To do:
Which lines of the records below contain the word "title"? Show each one.
Extracted entries section start
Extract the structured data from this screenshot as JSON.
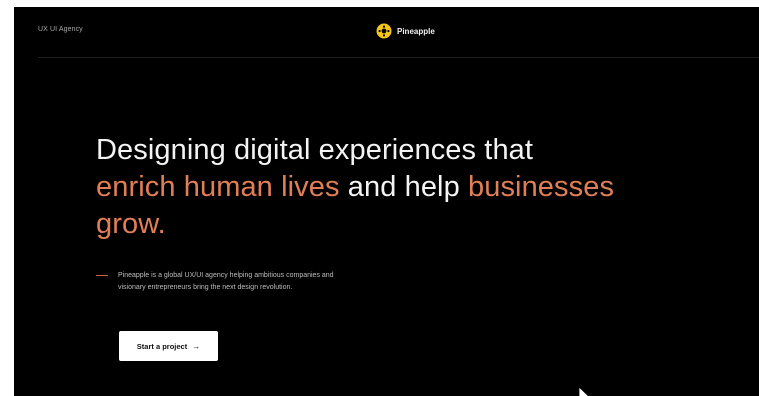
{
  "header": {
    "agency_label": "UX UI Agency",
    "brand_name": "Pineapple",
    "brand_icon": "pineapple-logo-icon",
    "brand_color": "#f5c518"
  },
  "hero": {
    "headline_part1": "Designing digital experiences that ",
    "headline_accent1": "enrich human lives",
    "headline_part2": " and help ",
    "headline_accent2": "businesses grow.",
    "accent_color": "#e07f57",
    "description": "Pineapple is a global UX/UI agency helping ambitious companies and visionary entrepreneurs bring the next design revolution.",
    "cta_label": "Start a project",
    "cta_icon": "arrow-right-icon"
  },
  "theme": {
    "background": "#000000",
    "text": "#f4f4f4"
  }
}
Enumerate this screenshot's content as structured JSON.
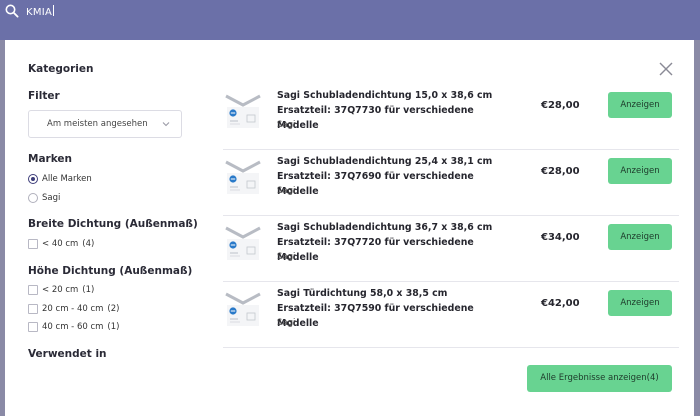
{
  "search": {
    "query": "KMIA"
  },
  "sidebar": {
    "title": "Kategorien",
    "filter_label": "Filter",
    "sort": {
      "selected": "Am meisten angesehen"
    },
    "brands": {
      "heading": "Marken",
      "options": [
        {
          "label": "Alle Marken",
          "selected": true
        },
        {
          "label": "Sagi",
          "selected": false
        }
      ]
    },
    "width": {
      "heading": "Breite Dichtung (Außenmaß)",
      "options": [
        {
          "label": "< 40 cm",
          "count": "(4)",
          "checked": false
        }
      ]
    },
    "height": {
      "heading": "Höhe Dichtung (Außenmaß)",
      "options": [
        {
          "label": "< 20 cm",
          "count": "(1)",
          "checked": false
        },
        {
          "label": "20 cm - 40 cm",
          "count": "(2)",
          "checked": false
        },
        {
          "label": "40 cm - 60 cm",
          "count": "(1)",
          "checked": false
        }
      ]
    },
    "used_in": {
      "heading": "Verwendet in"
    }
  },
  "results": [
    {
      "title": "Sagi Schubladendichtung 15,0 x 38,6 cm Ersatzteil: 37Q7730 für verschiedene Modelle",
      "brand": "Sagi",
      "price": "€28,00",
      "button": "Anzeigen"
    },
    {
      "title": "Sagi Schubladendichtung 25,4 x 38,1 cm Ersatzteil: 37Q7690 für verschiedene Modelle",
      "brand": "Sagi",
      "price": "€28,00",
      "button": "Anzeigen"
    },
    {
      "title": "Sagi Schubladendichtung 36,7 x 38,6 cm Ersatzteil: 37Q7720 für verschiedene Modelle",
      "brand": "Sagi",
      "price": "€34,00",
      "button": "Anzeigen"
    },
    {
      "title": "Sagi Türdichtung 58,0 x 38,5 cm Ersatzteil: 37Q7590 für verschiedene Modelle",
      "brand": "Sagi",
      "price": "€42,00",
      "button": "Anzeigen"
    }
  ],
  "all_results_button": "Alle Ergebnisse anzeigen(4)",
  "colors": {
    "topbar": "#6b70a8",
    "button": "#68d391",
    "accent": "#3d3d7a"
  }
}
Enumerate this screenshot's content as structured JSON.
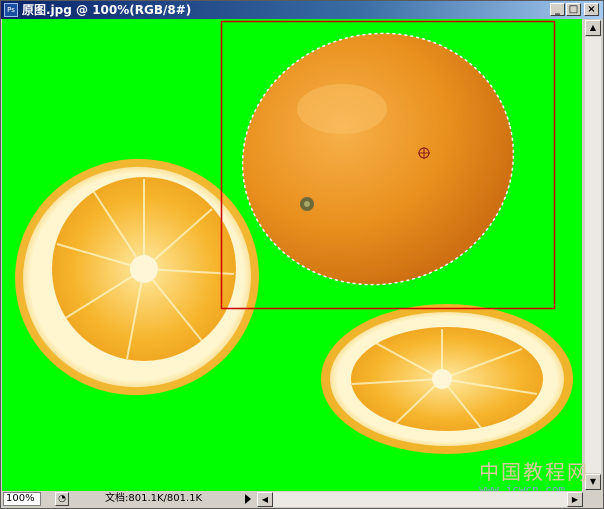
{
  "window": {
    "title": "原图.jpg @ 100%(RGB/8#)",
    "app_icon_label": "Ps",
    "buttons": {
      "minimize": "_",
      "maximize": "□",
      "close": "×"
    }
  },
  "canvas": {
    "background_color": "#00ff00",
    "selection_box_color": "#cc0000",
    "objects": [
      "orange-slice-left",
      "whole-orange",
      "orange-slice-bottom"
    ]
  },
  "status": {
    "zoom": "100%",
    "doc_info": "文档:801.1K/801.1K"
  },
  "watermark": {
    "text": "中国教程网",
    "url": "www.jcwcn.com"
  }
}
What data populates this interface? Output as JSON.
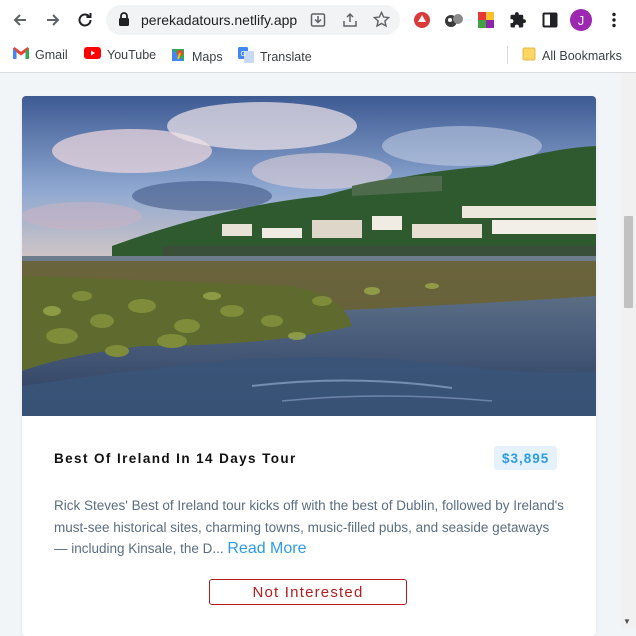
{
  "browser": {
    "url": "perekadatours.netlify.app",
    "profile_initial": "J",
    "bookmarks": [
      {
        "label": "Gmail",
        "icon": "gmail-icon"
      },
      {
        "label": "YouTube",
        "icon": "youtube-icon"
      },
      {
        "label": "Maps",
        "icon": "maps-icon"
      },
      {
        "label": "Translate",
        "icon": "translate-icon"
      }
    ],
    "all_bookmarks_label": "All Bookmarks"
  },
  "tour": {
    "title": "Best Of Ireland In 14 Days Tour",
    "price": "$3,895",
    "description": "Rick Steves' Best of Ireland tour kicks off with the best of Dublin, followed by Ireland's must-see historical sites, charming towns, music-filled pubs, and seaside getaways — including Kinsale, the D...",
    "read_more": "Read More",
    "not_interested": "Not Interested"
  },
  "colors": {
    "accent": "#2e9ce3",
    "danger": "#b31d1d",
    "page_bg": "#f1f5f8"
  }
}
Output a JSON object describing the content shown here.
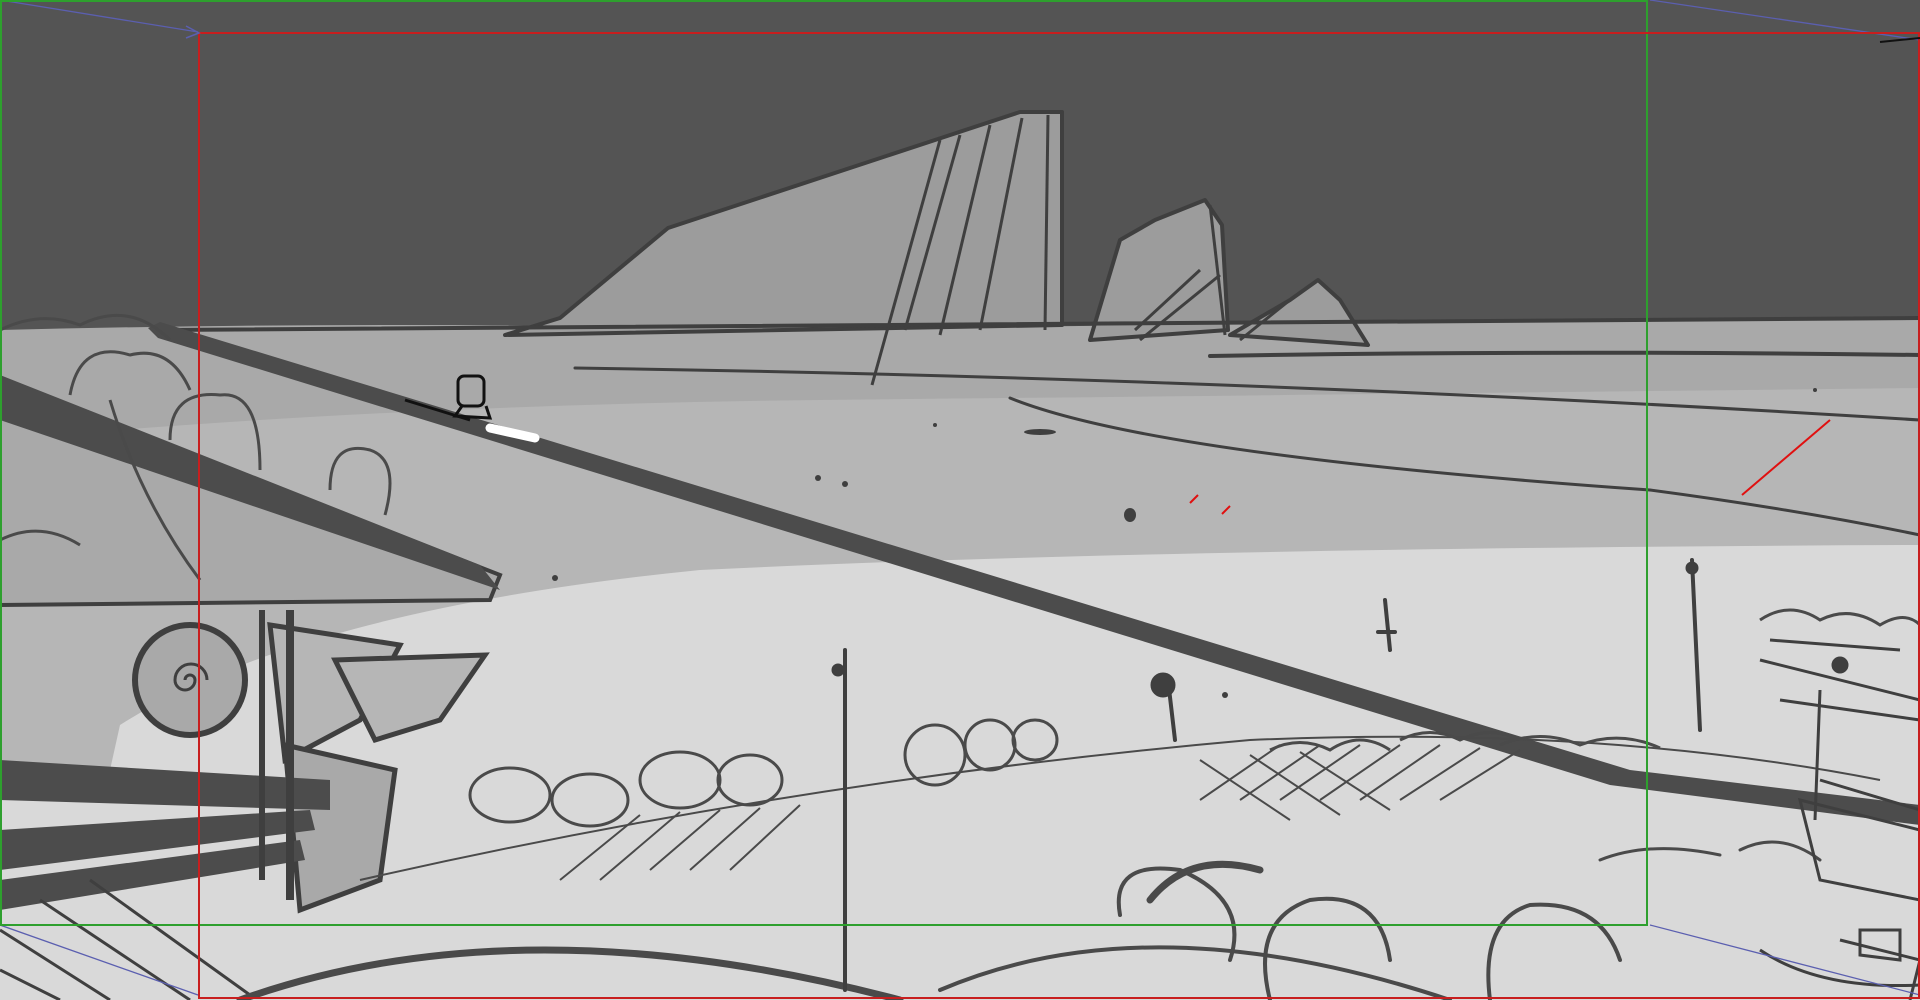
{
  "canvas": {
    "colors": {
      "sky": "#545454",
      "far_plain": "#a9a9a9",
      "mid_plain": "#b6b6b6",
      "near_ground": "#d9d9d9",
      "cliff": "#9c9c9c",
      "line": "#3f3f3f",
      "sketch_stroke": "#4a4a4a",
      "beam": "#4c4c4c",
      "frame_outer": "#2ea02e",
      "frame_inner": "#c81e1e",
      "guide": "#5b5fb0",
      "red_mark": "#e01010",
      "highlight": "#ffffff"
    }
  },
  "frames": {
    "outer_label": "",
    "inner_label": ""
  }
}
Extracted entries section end
Task result:
    "title": "Kategorien",
      "title": "Sagi Schubladendichtung 15,0 x 38,6 cm Ersatzteil: 37Q7730 für verschiedene Modelle",
      "title": "Sagi Schubladendichtung 25,4 x 38,1 cm Ersatzteil: 37Q7690 für verschiedene Modelle",
      "title": "Sagi Schubladendichtung 36,7 x 38,6 cm Ersatzteil: 37Q7720 für verschiedene Modelle",
      "title": "Sagi Türdichtung 58,0 x 38,5 cm Ersatzteil: 37Q7590 für verschiedene Modelle",
    "title": "原图.jpg @ 100%(RGB/8#)",
    "title": "Best Of Ireland In 14 Days Tour",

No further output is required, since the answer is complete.